### [WHAT YOU ARE ASKED TO DO]
In the records, each line holding "image" must be reported.

Source records
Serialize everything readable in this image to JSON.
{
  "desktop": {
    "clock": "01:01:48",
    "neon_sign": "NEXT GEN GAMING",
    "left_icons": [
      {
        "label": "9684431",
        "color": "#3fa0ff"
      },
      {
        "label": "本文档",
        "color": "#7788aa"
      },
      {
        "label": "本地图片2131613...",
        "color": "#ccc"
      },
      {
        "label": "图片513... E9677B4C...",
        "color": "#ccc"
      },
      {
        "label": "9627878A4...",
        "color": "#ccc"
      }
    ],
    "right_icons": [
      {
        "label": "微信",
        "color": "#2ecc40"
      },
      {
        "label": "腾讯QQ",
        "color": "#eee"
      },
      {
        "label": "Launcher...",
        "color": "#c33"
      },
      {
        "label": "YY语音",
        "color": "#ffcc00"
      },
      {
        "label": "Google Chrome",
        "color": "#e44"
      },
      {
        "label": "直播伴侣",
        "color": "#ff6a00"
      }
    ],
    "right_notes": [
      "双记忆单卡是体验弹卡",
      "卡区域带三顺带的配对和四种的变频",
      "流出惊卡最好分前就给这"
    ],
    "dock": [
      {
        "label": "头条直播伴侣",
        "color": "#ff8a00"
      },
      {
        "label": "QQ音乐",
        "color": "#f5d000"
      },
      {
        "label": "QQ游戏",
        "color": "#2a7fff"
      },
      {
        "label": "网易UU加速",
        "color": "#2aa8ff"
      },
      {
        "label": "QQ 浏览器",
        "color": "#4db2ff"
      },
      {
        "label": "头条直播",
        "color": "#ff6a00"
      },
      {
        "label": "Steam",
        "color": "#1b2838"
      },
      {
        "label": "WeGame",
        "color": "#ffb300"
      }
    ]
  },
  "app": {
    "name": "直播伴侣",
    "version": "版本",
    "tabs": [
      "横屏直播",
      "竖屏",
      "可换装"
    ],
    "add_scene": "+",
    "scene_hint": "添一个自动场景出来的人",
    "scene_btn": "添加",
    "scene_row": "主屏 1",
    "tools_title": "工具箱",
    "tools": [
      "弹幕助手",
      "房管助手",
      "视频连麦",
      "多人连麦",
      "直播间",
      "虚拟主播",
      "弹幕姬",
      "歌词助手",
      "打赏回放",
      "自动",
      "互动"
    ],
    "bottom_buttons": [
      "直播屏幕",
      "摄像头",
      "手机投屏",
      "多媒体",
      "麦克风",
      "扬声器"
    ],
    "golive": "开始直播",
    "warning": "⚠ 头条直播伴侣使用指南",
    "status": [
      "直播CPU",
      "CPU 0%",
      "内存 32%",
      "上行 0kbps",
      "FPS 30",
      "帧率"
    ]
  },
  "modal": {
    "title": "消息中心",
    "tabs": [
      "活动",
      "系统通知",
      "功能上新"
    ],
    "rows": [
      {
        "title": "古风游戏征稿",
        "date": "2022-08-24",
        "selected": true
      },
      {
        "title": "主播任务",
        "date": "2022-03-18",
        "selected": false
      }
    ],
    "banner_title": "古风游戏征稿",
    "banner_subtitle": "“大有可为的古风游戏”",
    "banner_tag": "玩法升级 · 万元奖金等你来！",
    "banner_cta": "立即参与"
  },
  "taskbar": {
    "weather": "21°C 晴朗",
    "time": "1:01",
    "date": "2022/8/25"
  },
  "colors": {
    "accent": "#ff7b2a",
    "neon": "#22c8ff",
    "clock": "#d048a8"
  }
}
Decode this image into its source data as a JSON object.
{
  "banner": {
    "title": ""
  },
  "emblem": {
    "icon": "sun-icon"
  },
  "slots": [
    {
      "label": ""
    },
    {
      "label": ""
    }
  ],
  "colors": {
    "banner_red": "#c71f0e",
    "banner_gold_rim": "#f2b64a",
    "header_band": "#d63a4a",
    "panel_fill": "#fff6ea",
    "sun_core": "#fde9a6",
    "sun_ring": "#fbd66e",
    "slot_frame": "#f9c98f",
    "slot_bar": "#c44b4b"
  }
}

### [WRITTEN RESPONSE]
Serialize everything readable in this image to JSON.
Decode this image into its source data as a JSON object.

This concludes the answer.